ALSO READOil edges up as Saudis cut supplies to U.S., but global glut remains Oil recoups losses, but U.S. oil output growth weighs Oil prices near seven-month lows on global oversupply Global markets - Oil jumps as Qatar ditched, London attacks hurt sterling Oil climbs as firm demand absorbs ample supply
By Fanny Potkin
London (Reuters) - Oil prices ticked higher on Wednesday after the International Energy Agency said the global oil surplus was starting to shrink due to robust global demand and an output drop from OPEC and other producers.
U.S. West Texas Intermediate (WTI) was up 11 cents, or 0.2 percent, at $48.34 a barrel at 0944 GMT after dropping earlier in the day.
International benchmark Brent crude was up 13 cents, or 0.2 percent, at $54.40 a barrel.
"Based on recent bets made by investors, expectations are that markets are tightening and that prices will rise, albeit very modestly," the IEA, which coordinates energy policies in industrialised nations, said in its monthly report.
"Demand growth continues to be stronger than expected, particularly in Europe and the U.S.," the IEA said, raising its 2017 global oil demand growth estimate to 1.6 million barrels per day from 1.5 million bpd.
But Wednesday's price gains were capped by reports of rising U.S. crude inventories.
Industry group the American Petroleum Institute reported late on Tuesday that U.S. crude stockpiles rose nearly twice the expected levels last week. Refineries cut output after Hurricane Harvey, while gasoline and distillate inventories fell.
Analysts say U.S. stocks data may not give a full picture in coming weeks because of two major hurricanes - Harvey and Irma.

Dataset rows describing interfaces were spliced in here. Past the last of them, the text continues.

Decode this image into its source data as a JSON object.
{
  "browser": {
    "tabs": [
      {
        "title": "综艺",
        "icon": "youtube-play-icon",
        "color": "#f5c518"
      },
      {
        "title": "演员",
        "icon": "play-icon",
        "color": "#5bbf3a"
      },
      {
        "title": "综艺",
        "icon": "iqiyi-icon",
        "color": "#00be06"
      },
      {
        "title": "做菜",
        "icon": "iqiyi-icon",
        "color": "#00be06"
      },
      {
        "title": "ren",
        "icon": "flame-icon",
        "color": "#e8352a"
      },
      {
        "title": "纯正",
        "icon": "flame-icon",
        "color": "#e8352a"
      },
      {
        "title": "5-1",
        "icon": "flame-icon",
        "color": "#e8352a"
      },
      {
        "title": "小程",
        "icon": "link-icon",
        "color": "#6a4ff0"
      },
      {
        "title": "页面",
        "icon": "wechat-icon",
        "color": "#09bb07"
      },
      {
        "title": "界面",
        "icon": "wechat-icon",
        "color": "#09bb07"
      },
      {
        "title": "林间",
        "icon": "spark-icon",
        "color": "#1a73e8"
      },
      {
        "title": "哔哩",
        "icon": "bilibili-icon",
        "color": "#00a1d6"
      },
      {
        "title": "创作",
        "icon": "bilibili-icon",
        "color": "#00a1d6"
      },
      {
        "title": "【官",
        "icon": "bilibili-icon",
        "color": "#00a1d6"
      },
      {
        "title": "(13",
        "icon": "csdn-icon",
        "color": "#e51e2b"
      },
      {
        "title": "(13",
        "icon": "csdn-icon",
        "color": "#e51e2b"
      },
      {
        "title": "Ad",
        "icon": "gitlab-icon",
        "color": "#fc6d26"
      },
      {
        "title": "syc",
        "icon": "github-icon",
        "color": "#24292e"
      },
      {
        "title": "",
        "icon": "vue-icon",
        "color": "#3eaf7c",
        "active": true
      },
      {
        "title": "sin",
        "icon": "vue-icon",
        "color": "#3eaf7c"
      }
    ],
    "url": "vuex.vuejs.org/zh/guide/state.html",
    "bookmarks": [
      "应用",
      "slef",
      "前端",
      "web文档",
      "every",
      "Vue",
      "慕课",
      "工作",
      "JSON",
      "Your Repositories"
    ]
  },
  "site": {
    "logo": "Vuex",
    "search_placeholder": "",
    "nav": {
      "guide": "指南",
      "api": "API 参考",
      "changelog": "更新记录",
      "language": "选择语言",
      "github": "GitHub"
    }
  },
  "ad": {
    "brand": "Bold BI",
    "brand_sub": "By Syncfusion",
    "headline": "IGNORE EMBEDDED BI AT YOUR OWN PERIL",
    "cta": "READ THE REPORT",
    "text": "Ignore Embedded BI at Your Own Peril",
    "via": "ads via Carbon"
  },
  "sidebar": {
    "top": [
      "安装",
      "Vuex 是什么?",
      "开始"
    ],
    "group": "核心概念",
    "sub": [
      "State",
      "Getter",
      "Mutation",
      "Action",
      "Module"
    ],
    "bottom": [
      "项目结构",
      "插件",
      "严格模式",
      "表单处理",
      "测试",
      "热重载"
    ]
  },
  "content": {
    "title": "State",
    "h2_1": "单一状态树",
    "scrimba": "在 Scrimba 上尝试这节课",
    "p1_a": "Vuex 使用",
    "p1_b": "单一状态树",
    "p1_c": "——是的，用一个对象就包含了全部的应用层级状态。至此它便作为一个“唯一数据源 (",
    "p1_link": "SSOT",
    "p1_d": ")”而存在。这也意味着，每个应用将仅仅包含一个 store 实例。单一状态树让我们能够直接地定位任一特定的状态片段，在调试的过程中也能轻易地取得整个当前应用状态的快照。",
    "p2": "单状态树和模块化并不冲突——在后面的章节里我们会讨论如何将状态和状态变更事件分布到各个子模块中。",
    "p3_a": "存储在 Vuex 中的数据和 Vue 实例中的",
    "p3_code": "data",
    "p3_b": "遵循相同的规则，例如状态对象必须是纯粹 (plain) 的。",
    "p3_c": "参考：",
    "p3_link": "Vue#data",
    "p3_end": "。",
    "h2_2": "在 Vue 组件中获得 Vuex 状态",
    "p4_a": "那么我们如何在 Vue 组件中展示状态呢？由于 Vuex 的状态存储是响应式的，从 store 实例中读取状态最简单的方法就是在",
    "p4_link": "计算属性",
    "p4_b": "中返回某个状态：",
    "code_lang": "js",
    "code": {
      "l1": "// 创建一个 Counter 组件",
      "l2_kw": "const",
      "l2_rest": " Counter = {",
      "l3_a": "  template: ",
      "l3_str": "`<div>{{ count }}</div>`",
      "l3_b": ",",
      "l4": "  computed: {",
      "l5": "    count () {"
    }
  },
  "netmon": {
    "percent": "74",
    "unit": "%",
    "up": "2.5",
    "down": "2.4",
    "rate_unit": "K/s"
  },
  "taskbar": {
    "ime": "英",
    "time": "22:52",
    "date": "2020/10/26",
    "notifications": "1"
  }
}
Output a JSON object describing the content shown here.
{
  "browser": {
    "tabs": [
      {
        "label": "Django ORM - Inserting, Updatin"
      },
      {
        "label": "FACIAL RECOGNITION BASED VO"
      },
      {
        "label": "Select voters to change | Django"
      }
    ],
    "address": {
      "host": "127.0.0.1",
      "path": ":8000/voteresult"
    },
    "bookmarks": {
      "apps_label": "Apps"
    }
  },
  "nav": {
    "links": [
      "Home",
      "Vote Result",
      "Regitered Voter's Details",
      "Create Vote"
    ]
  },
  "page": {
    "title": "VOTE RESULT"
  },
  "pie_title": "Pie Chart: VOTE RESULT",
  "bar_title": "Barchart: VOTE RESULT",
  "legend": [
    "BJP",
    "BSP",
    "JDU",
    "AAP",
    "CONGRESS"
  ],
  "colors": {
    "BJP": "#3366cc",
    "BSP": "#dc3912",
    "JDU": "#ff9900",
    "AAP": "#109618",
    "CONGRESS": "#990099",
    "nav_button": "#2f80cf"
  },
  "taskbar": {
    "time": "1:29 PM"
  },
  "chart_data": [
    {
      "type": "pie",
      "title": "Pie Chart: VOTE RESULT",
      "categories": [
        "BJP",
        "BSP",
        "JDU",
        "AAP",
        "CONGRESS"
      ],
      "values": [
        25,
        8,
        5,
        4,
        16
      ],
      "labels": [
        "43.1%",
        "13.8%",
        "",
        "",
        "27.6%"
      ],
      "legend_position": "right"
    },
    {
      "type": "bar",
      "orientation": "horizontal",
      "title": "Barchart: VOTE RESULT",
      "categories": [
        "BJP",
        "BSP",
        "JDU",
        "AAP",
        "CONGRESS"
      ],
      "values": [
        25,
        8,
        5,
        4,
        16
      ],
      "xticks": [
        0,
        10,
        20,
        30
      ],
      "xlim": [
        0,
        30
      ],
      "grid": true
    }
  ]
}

Crude inventories rose by 6.2 million barrels in the week to Sept. 8 to 468.8 million, nearly double analysts' expectations for an increase of 3.2 million barrels.
The U.S. Department of Energy's Energy Information Administration (EIA) reports on stockpiles and refinery is published later on Wednesday.
The EIA also said on Tuesday it had revised both its 2017 and 2018 oil production forecast figures lower to reflect, in part, the effects of Hurricane Harvey.
(Reporting by Fanny Potkin in London and Aaron Sheldrick in Tokyo; Editing by Edmund Blair)
(This story has not been edited by Business Standard staff and is auto-generated from a syndicated feed.)